“Since we have the clean water supply system, my family is much healthier, we don’t get sick so often and don’t have to spend so much money on medicine,” she explained. “There are less women’s diseases among my friends and I don’t have to spend a lot of time collecting and cleaning the river water so I have more time to look after my children.”

Fourth generation local farmer Mr Hao was one of the early families to be linked up to the pipeline network and his house now sports a sparkling new flushing toilet and shower. With four kids aged 13-26, Hao has a clear understanding of the impact of the clean water system.

“My family has been living here as farmers for generations and I know how much pollution gets released into the rivers from the rice fields in the form of fertilizers and other chemicals,” he said.

“Our children used to get sick quite often, particularly from raw vegetables washed in the river water. I believe the new water supply system is very important for reducing diseases in the area.”

The well has a capacity of 400 households and each month new families are added to the water system through a slow expansion of the pipe network. It normally takes four years for a well to reach capacity but already its impact has been significant.

“Skin diseases, women’s diseases, dengue fever and water-borne diseases have all decreased since the clean water pump has been operational,” said head of the Long Hung A Commune Health Centre Ms Lieu.

With continued support, more parents like Hao, Nhanh and Tang will enjoy the peace of mind that comes with knowing the water their children are using is safe, clean and cheap.

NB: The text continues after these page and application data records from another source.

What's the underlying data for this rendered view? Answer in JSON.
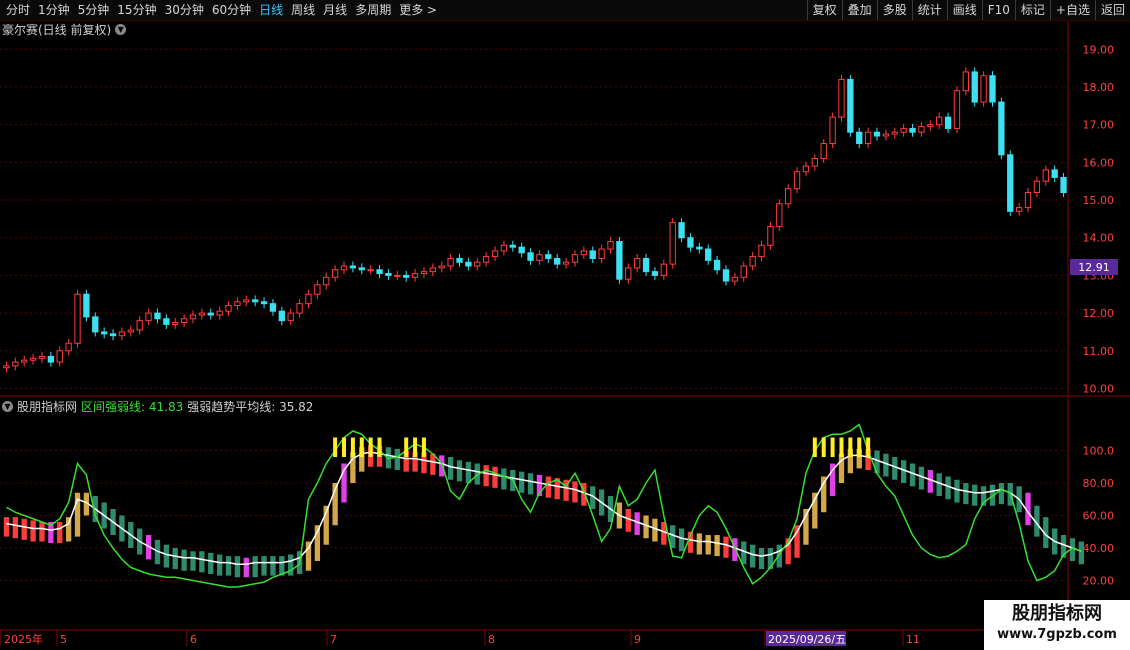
{
  "toolbar": {
    "tabs": [
      {
        "label": "分时",
        "active": false
      },
      {
        "label": "1分钟",
        "active": false
      },
      {
        "label": "5分钟",
        "active": false
      },
      {
        "label": "15分钟",
        "active": false
      },
      {
        "label": "30分钟",
        "active": false
      },
      {
        "label": "60分钟",
        "active": false
      },
      {
        "label": "日线",
        "active": true
      },
      {
        "label": "周线",
        "active": false
      },
      {
        "label": "月线",
        "active": false
      },
      {
        "label": "多周期",
        "active": false
      },
      {
        "label": "更多 >",
        "active": false
      }
    ],
    "tools": [
      "复权",
      "叠加",
      "多股",
      "统计",
      "画线",
      "F10",
      "标记",
      "+自选",
      "返回"
    ]
  },
  "price_panel": {
    "title": "豪尔赛(日线 前复权)",
    "current_price_tag": "12.91",
    "y_ticks": [
      "19.00",
      "18.00",
      "17.00",
      "16.00",
      "15.00",
      "14.00",
      "13.00",
      "12.00",
      "11.00",
      "10.00"
    ]
  },
  "indicator_panel": {
    "name": "股朋指标网",
    "line1_label": "区间强弱线: 41.83",
    "line2_label": "强弱趋势平均线: 35.82",
    "y_ticks": [
      "100.0",
      "80.00",
      "60.00",
      "40.00",
      "20.00"
    ]
  },
  "time_axis": {
    "labels": [
      "2025年",
      "5",
      "6",
      "7",
      "8",
      "9",
      "2025/09/26/五",
      "11"
    ]
  },
  "watermark": {
    "title": "股朋指标网",
    "url": "www.7gpzb.com"
  },
  "colors": {
    "up": "#ff3c3c",
    "down": "#3de0f0",
    "grid": "#5a0000",
    "green_line": "#36e030",
    "teal_bar": "#2e8b6e",
    "gold_bar": "#d4a84a",
    "magenta_bar": "#e040e8",
    "yellow_mark": "#ffee22",
    "price_tag_bg": "#5a2a9a"
  },
  "chart_data": {
    "type": "candlestick",
    "price_ylim": [
      9.8,
      19.3
    ],
    "indicator_ylim": [
      8,
      120
    ],
    "closes": [
      10.6,
      10.7,
      10.75,
      10.8,
      10.85,
      10.7,
      11.0,
      11.2,
      12.5,
      11.9,
      11.5,
      11.45,
      11.4,
      11.5,
      11.55,
      11.8,
      12.0,
      11.85,
      11.7,
      11.75,
      11.85,
      11.95,
      12.0,
      11.95,
      12.05,
      12.2,
      12.3,
      12.35,
      12.3,
      12.25,
      12.05,
      11.8,
      12.0,
      12.25,
      12.5,
      12.75,
      12.95,
      13.15,
      13.25,
      13.2,
      13.15,
      13.15,
      13.05,
      13.0,
      13.0,
      12.95,
      13.05,
      13.1,
      13.2,
      13.25,
      13.45,
      13.35,
      13.25,
      13.35,
      13.5,
      13.65,
      13.8,
      13.75,
      13.6,
      13.4,
      13.55,
      13.45,
      13.3,
      13.35,
      13.55,
      13.65,
      13.45,
      13.7,
      13.9,
      12.9,
      13.2,
      13.45,
      13.1,
      13.0,
      13.3,
      14.4,
      14.0,
      13.75,
      13.7,
      13.4,
      13.15,
      12.85,
      12.95,
      13.25,
      13.5,
      13.8,
      14.3,
      14.9,
      15.3,
      15.75,
      15.9,
      16.1,
      16.5,
      17.2,
      18.2,
      16.8,
      16.5,
      16.8,
      16.7,
      16.75,
      16.8,
      16.9,
      16.8,
      16.95,
      17.0,
      17.2,
      16.9,
      17.9,
      18.4,
      17.6,
      18.3,
      17.6,
      16.2,
      14.7,
      14.8,
      15.2,
      15.5,
      15.8,
      15.6,
      15.2
    ],
    "line1": [
      65,
      62,
      60,
      58,
      56,
      54,
      58,
      68,
      92,
      85,
      60,
      48,
      40,
      33,
      28,
      26,
      24,
      23,
      22,
      22,
      21,
      20,
      19,
      18,
      17,
      16,
      16,
      17,
      18,
      19,
      22,
      24,
      26,
      30,
      70,
      80,
      92,
      100,
      108,
      112,
      110,
      104,
      100,
      95,
      96,
      100,
      104,
      102,
      98,
      92,
      75,
      70,
      80,
      85,
      88,
      86,
      84,
      82,
      70,
      62,
      74,
      80,
      82,
      78,
      86,
      75,
      60,
      44,
      52,
      78,
      66,
      70,
      80,
      88,
      60,
      35,
      34,
      48,
      60,
      66,
      62,
      52,
      40,
      28,
      18,
      22,
      28,
      36,
      44,
      58,
      86,
      100,
      108,
      110,
      110,
      112,
      116,
      100,
      86,
      78,
      72,
      60,
      48,
      40,
      36,
      34,
      35,
      38,
      42,
      58,
      68,
      72,
      76,
      74,
      55,
      32,
      20,
      22,
      26,
      36,
      40,
      38
    ],
    "line2": [
      55,
      54,
      53,
      52,
      52,
      51,
      52,
      55,
      70,
      68,
      64,
      60,
      56,
      52,
      48,
      44,
      41,
      38,
      36,
      35,
      34,
      34,
      33,
      32,
      31,
      31,
      30,
      30,
      31,
      31,
      31,
      31,
      32,
      34,
      40,
      50,
      62,
      76,
      88,
      95,
      98,
      99,
      98,
      97,
      96,
      95,
      95,
      94,
      93,
      92,
      90,
      89,
      88,
      87,
      86,
      85,
      84,
      83,
      82,
      81,
      80,
      79,
      78,
      77,
      76,
      74,
      72,
      68,
      64,
      60,
      58,
      56,
      54,
      52,
      50,
      48,
      46,
      45,
      44,
      44,
      43,
      42,
      40,
      38,
      36,
      35,
      36,
      38,
      42,
      50,
      60,
      70,
      80,
      88,
      94,
      97,
      97,
      96,
      94,
      92,
      90,
      88,
      86,
      84,
      82,
      80,
      78,
      76,
      75,
      74,
      74,
      75,
      76,
      74,
      70,
      62,
      55,
      48,
      44,
      42,
      40,
      38
    ]
  }
}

Together with the community health outreach activities and other UNICEF initiatives in the area implemented under the PCFP, these families can look forward to a healthier, better informed and cleaner community for their future generations.

- Photos and text by Eddy McCall